Produce a verbatim copy of the data below that contains no pictures.

-------

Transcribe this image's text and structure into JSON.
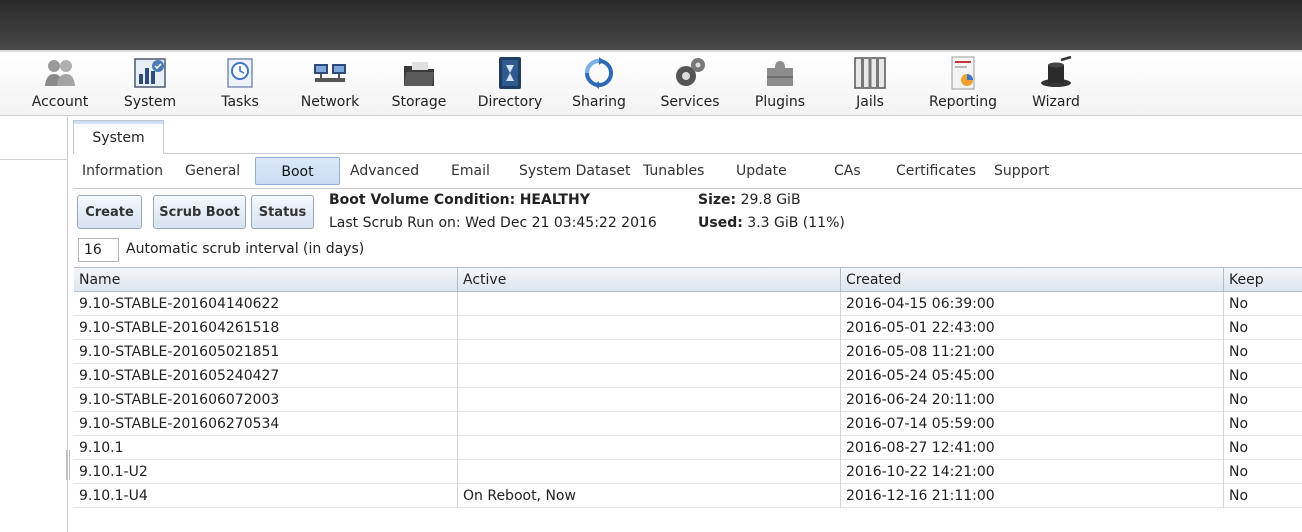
{
  "menu": [
    {
      "label": "Account",
      "icon": "account-icon"
    },
    {
      "label": "System",
      "icon": "system-icon"
    },
    {
      "label": "Tasks",
      "icon": "tasks-icon"
    },
    {
      "label": "Network",
      "icon": "network-icon"
    },
    {
      "label": "Storage",
      "icon": "storage-icon"
    },
    {
      "label": "Directory",
      "icon": "directory-icon"
    },
    {
      "label": "Sharing",
      "icon": "sharing-icon"
    },
    {
      "label": "Services",
      "icon": "services-icon"
    },
    {
      "label": "Plugins",
      "icon": "plugins-icon"
    },
    {
      "label": "Jails",
      "icon": "jails-icon"
    },
    {
      "label": "Reporting",
      "icon": "reporting-icon"
    },
    {
      "label": "Wizard",
      "icon": "wizard-icon"
    }
  ],
  "main_tab": "System",
  "subtabs": [
    "Information",
    "General",
    "Boot",
    "Advanced",
    "Email",
    "System Dataset",
    "Tunables",
    "Update",
    "CAs",
    "Certificates",
    "Support"
  ],
  "active_subtab": "Boot",
  "buttons": {
    "create": "Create",
    "scrub": "Scrub Boot",
    "status": "Status"
  },
  "boot": {
    "condition_label": "Boot Volume Condition:",
    "condition_value": "HEALTHY",
    "scrub_label": "Last Scrub Run on:",
    "scrub_value": "Wed Dec 21 03:45:22 2016",
    "size_label": "Size:",
    "size_value": "29.8 GiB",
    "used_label": "Used:",
    "used_value": "3.3 GiB (11%)"
  },
  "scrub_interval": {
    "value": "16",
    "label": "Automatic scrub interval (in days)"
  },
  "table": {
    "columns": [
      "Name",
      "Active",
      "Created",
      "Keep"
    ],
    "rows": [
      [
        "9.10-STABLE-201604140622",
        "",
        "2016-04-15 06:39:00",
        "No"
      ],
      [
        "9.10-STABLE-201604261518",
        "",
        "2016-05-01 22:43:00",
        "No"
      ],
      [
        "9.10-STABLE-201605021851",
        "",
        "2016-05-08 11:21:00",
        "No"
      ],
      [
        "9.10-STABLE-201605240427",
        "",
        "2016-05-24 05:45:00",
        "No"
      ],
      [
        "9.10-STABLE-201606072003",
        "",
        "2016-06-24 20:11:00",
        "No"
      ],
      [
        "9.10-STABLE-201606270534",
        "",
        "2016-07-14 05:59:00",
        "No"
      ],
      [
        "9.10.1",
        "",
        "2016-08-27 12:41:00",
        "No"
      ],
      [
        "9.10.1-U2",
        "",
        "2016-10-22 14:21:00",
        "No"
      ],
      [
        "9.10.1-U4",
        "On Reboot, Now",
        "2016-12-16 21:11:00",
        "No"
      ]
    ]
  }
}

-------

# [Answer]
Transcribe this image's text and structure into JSON.
{
  "menu": [
    {
      "label": "Account",
      "icon": "account-icon"
    },
    {
      "label": "System",
      "icon": "system-icon"
    },
    {
      "label": "Tasks",
      "icon": "tasks-icon"
    },
    {
      "label": "Network",
      "icon": "network-icon"
    },
    {
      "label": "Storage",
      "icon": "storage-icon"
    },
    {
      "label": "Directory",
      "icon": "directory-icon"
    },
    {
      "label": "Sharing",
      "icon": "sharing-icon"
    },
    {
      "label": "Services",
      "icon": "services-icon"
    },
    {
      "label": "Plugins",
      "icon": "plugins-icon"
    },
    {
      "label": "Jails",
      "icon": "jails-icon"
    },
    {
      "label": "Reporting",
      "icon": "reporting-icon"
    },
    {
      "label": "Wizard",
      "icon": "wizard-icon"
    }
  ],
  "main_tab": "System",
  "subtabs": [
    "Information",
    "General",
    "Boot",
    "Advanced",
    "Email",
    "System Dataset",
    "Tunables",
    "Update",
    "CAs",
    "Certificates",
    "Support"
  ],
  "active_subtab": "Boot",
  "buttons": {
    "create": "Create",
    "scrub": "Scrub Boot",
    "status": "Status"
  },
  "boot": {
    "condition_label": "Boot Volume Condition:",
    "condition_value": "HEALTHY",
    "scrub_label": "Last Scrub Run on:",
    "scrub_value": "Wed Dec 21 03:45:22 2016",
    "size_label": "Size:",
    "size_value": "29.8 GiB",
    "used_label": "Used:",
    "used_value": "3.3 GiB (11%)"
  },
  "scrub_interval": {
    "value": "16",
    "label": "Automatic scrub interval (in days)"
  },
  "table": {
    "columns": [
      "Name",
      "Active",
      "Created",
      "Keep"
    ],
    "rows": [
      [
        "9.10-STABLE-201604140622",
        "",
        "2016-04-15 06:39:00",
        "No"
      ],
      [
        "9.10-STABLE-201604261518",
        "",
        "2016-05-01 22:43:00",
        "No"
      ],
      [
        "9.10-STABLE-201605021851",
        "",
        "2016-05-08 11:21:00",
        "No"
      ],
      [
        "9.10-STABLE-201605240427",
        "",
        "2016-05-24 05:45:00",
        "No"
      ],
      [
        "9.10-STABLE-201606072003",
        "",
        "2016-06-24 20:11:00",
        "No"
      ],
      [
        "9.10-STABLE-201606270534",
        "",
        "2016-07-14 05:59:00",
        "No"
      ],
      [
        "9.10.1",
        "",
        "2016-08-27 12:41:00",
        "No"
      ],
      [
        "9.10.1-U2",
        "",
        "2016-10-22 14:21:00",
        "No"
      ],
      [
        "9.10.1-U4",
        "On Reboot, Now",
        "2016-12-16 21:11:00",
        "No"
      ]
    ]
  }
}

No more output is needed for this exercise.